What is the Badging API?
The Badging API is a new web platform API that allows installed web apps to set an application-wide badge, shown in an operating-system-specific place associated with the application (such as the shelf or home screen).
Badging makes it easy to subtly notify the user that there is some new activity that might require their attention, or it can be used to indicate a small amount of information, such as an unread count.
Badges tend to be more user friendly than notifications, and can be updated with a much higher frequency, since they don’t interrupt the user.
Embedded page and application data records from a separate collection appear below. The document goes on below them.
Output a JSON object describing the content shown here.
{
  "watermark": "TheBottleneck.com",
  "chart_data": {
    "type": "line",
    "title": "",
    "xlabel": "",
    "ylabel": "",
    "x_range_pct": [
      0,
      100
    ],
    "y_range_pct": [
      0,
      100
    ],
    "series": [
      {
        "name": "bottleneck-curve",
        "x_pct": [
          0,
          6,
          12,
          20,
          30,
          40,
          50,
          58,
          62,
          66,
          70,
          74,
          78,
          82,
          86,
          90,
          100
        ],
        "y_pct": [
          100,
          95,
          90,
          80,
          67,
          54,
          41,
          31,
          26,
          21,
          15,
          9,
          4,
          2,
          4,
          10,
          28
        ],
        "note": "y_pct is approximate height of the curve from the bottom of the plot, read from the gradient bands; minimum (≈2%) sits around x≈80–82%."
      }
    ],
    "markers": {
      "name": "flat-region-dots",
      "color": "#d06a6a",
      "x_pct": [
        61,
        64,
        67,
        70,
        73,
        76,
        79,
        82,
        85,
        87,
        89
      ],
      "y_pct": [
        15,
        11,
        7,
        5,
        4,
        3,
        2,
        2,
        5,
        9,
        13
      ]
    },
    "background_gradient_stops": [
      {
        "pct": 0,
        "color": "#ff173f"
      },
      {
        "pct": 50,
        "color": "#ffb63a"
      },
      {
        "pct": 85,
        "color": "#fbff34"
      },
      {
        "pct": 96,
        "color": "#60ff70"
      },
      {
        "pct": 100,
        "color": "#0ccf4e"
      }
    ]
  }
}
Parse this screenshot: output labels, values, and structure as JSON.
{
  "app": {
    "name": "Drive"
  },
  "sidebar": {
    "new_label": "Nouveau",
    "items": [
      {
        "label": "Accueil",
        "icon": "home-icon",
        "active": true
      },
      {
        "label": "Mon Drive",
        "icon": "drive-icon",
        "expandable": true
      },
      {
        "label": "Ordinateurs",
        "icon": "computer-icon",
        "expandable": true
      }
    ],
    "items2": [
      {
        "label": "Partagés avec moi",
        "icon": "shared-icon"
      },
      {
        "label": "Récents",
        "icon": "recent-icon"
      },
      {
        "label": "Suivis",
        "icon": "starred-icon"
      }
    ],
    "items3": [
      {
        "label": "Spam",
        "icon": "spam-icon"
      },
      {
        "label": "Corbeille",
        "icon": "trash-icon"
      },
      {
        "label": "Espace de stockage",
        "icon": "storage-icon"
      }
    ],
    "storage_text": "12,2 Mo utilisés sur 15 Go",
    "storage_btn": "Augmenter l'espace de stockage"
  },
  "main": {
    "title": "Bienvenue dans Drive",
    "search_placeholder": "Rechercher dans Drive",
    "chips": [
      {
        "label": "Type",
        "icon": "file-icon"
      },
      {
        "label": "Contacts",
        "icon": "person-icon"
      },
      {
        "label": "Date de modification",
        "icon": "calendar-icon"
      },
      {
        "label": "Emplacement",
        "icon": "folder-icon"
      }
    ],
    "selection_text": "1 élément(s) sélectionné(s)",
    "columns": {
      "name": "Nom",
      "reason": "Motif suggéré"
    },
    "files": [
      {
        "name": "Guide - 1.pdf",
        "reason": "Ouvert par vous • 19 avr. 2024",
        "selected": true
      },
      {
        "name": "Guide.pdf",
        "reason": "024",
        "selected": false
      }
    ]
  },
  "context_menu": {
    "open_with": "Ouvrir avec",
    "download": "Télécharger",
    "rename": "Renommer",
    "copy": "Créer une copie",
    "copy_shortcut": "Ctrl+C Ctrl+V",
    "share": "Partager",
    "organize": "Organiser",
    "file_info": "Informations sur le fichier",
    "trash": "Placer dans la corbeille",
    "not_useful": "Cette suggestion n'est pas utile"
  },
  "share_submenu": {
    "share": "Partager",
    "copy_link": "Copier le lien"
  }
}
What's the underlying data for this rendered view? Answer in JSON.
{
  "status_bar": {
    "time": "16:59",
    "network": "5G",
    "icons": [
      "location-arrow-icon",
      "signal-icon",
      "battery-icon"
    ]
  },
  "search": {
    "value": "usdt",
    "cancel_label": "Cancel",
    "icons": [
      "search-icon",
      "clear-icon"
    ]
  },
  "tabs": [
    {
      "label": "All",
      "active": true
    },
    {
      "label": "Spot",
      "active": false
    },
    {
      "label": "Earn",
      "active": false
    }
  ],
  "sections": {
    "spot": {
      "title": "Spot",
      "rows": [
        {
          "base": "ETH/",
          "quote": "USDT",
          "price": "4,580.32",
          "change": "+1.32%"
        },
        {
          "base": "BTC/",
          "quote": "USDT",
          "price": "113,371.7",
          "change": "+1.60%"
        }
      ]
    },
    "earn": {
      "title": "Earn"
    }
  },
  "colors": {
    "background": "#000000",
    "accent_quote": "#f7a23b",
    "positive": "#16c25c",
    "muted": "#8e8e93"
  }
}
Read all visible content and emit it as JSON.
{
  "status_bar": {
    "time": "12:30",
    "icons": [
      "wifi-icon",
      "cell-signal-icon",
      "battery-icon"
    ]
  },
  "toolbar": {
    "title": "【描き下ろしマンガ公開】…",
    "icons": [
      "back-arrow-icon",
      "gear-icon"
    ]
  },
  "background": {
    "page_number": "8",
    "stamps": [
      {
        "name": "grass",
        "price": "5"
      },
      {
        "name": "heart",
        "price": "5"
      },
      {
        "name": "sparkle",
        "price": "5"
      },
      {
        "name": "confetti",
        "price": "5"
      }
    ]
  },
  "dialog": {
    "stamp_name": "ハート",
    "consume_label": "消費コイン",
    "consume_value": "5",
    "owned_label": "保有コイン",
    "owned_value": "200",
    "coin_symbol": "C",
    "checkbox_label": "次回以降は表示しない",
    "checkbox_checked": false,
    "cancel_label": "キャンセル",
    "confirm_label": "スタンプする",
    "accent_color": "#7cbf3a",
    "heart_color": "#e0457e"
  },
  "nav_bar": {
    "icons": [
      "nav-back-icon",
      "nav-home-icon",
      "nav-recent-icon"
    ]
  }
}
And, because they don’t interrupt the user, there’s no special permission needed to use them.
Suggested use cases for the badging API
Examples of sites that may use this API include:
- Chat, email and social apps, to signal that new messages have arrived, or show the number of unread items
- Productivity apps, to signal that a long-running background task (such as rendering an image or video) has completed.
- Games, to signal that a player action is required (e.g., in Chess, when it is the player's turn).
|1. Create explainer||Complete|
|2. Create initial draft of specification||Complete|
|3. Gather feedback & iterate on design||In progress|
|4. Origin trial||In progress|
|5. Launch||Not started|
How to use the badging API
Starting in Chrome 73, the Badging API is available as an origin trial for Windows (7+) and macOS. Origin trials allow you to try out new features and give feedback on usability, practicality, and effectiveness to us, and the web standards community. For more information, see the Origin Trials Guide for Web Developers.
Support for badging across platforms
The badging API is supported (in an origin trial) on Windows and macOS. Android is not supported because it requires you to show a notification, though this may change in the future. Chrome OS support is pending implementation of badging on the platform.
Register for the origin trial
- Request a token for your origin.
- Add the token to your pages, there are two ways to provide this token on
any pages in your origin:
- Add an
<meta>tag to the head of any page. For example, this may look something like:
<meta http-equiv="origin-trial" content="TOKEN_GOES_HERE">
- If you can configure your server, you can also provide the token on pages
Origin-TrialHTTP header. The resulting response header should look something like:
- Add an
Using the badging API during the origin trial
To use the badging API, your web app needs to meet Chrome’s installability criteria, and a user must add it to their home screen.
ExperimentalBadge interface is a member object on
window. It contains
set([number]): Sets the app's badge. If a value is provided, set the badge to the provided value otherwise, display a plain white dot (or other flag as appropriate to the platform).
clear(): Removes app's badge.
// In a web page const unreadCount = 24; window.ExperimentalBadge.set(unreadCount);
ExperimentalBadge.clear() can be called from
a foreground page, or potentially in the future, a service worker. In either
case, it affects the whole app, not just the current page.
In some cases, the OS may not allow the exact representation of the badge, in this case, the browser will attempt to provide the best representation for that device. For example, while the Badging API isn’t supported on Android, Android only ever shows a dot instead of a numeric value.
We need your help to ensure that the Badging API works in a way that meets your needs and that we’re not missing any key scenarios.
We’re also interested to hear how you plan to use the Badging API:
- Have an idea for a use case or an idea where you'd use it?
- Do you plan to use this?
- Like it, and want to show your support?
Share your thoughts on the Badging API WICG Discourse discussion.
- Public explainer
- Tracking bug
- ChromeStatus.com entry
- Request an origin trial token
- How to use an origin trial token
- Blink Component: